[Web page and app entries]
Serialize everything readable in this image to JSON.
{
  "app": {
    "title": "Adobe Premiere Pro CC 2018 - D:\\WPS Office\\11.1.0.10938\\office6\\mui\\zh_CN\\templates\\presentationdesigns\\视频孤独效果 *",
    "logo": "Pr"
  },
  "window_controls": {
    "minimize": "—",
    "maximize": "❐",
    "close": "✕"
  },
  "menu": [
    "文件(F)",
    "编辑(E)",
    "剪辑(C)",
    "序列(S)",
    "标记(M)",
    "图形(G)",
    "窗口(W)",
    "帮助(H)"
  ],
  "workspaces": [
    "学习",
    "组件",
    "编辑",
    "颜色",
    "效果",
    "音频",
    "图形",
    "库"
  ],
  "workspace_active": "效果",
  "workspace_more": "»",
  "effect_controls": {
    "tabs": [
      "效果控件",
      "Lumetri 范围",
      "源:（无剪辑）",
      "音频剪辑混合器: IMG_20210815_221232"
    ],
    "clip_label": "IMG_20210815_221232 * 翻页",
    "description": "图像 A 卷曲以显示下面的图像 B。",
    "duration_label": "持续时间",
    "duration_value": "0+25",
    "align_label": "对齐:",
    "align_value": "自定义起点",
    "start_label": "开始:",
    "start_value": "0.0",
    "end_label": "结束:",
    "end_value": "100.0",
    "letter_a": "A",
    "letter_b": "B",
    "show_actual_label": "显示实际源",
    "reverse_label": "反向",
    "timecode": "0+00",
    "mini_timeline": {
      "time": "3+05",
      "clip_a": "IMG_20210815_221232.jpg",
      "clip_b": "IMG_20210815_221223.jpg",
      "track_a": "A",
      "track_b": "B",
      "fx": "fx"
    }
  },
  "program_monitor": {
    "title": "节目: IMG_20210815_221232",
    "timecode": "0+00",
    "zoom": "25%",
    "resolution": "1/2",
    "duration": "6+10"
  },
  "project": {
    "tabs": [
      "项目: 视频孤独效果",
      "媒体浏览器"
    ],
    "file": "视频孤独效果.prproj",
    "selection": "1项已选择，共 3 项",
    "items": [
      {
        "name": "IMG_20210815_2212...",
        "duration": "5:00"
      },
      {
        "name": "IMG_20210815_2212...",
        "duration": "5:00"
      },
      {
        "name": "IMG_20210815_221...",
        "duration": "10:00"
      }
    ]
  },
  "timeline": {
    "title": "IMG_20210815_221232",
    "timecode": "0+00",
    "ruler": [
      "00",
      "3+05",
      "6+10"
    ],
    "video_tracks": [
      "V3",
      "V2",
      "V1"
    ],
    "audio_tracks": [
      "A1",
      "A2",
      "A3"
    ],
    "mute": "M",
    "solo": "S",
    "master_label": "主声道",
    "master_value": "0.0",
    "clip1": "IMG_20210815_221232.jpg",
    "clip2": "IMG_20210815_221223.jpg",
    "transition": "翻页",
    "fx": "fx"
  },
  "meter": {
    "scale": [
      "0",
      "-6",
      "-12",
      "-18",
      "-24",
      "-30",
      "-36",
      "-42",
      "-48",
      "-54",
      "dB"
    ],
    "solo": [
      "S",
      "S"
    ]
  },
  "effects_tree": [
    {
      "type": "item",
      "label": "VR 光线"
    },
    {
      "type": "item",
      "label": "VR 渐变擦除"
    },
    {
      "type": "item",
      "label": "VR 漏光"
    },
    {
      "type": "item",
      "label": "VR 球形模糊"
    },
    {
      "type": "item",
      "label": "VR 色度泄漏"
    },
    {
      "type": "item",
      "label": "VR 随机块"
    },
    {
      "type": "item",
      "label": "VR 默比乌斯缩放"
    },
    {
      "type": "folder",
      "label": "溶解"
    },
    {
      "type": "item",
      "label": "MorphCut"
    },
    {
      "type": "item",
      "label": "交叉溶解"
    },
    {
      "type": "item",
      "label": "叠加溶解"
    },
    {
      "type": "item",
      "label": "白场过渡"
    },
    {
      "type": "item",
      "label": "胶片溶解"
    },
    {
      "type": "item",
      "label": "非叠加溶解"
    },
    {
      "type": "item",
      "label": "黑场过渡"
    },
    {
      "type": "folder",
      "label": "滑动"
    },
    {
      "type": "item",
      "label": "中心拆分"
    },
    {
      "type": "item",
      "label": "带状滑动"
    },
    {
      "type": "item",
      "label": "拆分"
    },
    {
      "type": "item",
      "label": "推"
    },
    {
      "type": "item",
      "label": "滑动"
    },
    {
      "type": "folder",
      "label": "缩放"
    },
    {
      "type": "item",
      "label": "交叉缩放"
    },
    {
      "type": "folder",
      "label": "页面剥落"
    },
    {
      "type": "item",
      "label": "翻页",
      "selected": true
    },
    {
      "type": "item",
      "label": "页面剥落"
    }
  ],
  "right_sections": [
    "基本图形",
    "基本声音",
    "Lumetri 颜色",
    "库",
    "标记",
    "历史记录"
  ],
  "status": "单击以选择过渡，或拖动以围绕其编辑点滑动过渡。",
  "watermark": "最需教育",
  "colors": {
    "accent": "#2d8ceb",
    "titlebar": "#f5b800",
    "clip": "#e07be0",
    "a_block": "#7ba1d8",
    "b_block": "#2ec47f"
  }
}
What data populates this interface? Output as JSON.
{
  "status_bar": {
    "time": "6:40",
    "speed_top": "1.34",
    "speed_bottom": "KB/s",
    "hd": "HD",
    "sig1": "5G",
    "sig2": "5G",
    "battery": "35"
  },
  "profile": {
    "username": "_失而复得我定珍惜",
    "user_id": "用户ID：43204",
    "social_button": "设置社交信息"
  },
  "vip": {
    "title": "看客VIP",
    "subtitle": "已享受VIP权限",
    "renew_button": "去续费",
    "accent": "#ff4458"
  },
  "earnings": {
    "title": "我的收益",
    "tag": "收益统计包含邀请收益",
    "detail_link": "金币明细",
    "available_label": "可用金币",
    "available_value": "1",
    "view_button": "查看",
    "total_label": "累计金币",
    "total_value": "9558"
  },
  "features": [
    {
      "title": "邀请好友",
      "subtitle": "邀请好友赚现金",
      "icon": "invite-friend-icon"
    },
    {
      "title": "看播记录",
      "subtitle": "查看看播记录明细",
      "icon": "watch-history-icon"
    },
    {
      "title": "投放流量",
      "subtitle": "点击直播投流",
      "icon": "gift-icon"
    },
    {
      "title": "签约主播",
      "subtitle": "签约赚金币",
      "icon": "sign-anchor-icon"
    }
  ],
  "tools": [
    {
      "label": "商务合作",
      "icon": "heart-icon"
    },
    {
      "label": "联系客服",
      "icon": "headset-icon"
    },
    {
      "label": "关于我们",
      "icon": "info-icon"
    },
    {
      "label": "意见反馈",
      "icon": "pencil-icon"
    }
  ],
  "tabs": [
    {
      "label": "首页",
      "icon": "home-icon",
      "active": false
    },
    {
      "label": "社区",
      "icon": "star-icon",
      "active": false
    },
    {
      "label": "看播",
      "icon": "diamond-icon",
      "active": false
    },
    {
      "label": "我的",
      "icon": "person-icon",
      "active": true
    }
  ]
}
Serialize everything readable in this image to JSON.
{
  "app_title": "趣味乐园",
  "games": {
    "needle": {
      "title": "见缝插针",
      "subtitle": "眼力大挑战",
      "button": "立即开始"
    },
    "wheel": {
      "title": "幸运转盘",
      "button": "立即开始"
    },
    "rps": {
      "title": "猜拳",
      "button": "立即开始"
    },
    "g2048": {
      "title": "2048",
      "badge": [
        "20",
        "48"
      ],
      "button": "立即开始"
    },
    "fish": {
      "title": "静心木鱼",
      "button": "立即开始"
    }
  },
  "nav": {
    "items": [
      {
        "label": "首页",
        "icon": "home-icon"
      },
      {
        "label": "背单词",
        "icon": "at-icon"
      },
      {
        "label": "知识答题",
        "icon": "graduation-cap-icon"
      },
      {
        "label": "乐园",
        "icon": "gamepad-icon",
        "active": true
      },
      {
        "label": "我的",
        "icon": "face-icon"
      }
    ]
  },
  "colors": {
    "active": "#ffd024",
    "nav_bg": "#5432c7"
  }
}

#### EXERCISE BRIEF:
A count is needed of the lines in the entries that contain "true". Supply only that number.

#### WORKED SOLUTION:
3